Most motorists will pay ICBC about $27 more in premiums next year, but the bite will be deeper for those who opt only for basic insurance.

Basic premiums will rise $68 or 11.2 per cent per customer if the B.C. Utilities Commission approves the public auto insurer’s proposed rate hike.

Optional premiums will be $41 lower on average, or six per cent.

It reflects a continuing pattern of ICBC reducing the cost of its optional insurance – where it faces competition from private insurers – relative to the basic package, where it has a monopoly.

President and CEO Jon Schubert said the two rates should be looked at in combination, because most motorists buy all their coverage from ICBC.

The combined premium hike works out to an extra 2.1 per cent, lifting the average amount most motorists pay from $1,277 now to $1,304.

Individual rates vary depending on claims history, vehicle type, region of the province, years of experience and level of coverage.

“After four years of not having to increase our rates, we now unfortunately face a different reality,” Schubert said. “We’re not happy that we need to increase our rates but the majority of our customers will be paying just a few dollars more, on average, than they did in 2008.”

He said the drop in optional rates was possible mainly due to declining auto crime and damage claims.

Overall claims costs rose $200 million in the first nine months of 2011.

“We have seen increasing pressure, in particular, from bodily injury costs,” Schubert said.

Bodily injury costs are to hit $1.7 billion this year, up $350 million from five years ago.

Low interest rates due to the global economy have also pushed investment income down.

Just Posted

RDCK calls for reversal of Sinixt extinction

The board opposed a land transfer to the Westbank First Nation this week

Creston police kept busy with unwanted guest complaints

Creston RCMP responded to 59 calls for assistance

Forecasters promote avalanche safety awareness

Avalanche Canada advising backcountry enthusiasts to get proper training and equipment.

Rural residents could face higher fire protection costs

Erickson and Arrow Creek property owners will pay more for fire protection

Brewery workers claim more job losses

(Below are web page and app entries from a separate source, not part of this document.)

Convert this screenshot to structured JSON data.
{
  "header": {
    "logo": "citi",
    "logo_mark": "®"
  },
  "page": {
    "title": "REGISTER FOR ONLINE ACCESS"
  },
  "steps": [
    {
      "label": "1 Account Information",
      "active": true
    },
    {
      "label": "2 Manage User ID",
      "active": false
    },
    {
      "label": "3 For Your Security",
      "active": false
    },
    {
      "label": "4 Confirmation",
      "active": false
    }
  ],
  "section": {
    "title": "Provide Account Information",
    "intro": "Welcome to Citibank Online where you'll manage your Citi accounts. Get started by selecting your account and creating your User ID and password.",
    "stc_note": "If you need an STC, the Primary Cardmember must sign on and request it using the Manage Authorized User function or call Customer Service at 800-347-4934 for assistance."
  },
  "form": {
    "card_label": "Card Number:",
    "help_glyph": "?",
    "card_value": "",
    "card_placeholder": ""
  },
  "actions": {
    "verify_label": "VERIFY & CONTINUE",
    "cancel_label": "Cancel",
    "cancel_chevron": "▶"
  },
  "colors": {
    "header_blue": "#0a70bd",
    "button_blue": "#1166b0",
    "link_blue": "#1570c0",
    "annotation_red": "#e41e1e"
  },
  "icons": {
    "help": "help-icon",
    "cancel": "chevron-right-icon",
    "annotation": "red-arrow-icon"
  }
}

Interior Brewery Workers Local 308 says that Labatt Breweries of Canada is manipulating data to justify the loss of jobs at Creston’s 50-year-old brewery.

100,000 bulbs shine bright for Lights of Hope

St. Paul’s Hospital in Vancouver launched its annual campaign to raise funds for equipment, research

Pine beetles from Jasper National Park moving into commercial forest

In 2014, beetle activity went from a few spots around Jasper’s townsite to rampant

VIDEO: Tragically Hip members, Alex Trebek receive Order of Canada

Newest recipients join 6,897 Canadians such as Christine Sinclair, Graham Greene and Mark Messier

AC/DC’s Malcolm Young dies at 64

‘Malcolm was a songwriter, guitarist, performer, producer and visionary who inspired many.’

‘I will now live in consistent fear’: Allan Schoenborn granted escorted leaves

The Merritt man was deemed not criminally responsible in the killing of his three children in 2008

Hammy the deer dodges conservation officers in Prince Rupert

The famous Prince Rupert hammock deer maintains his purple threads

‘No shirt, no service, no Canada’

Shirtless Tacoma man arrested after Canadian border officials say they found meth in rental vehicle

Nasty note on B.C. windshield sparks online outrage

Vernon’s Bailey McDonald is using a painful experience to start conversation about invisible illness

Federal funding to combat guns, gangs and opioid crisis

Public Safety Minister Ralph Goodale said illicit drugs are often main cause of guns, gangs violence

Most Read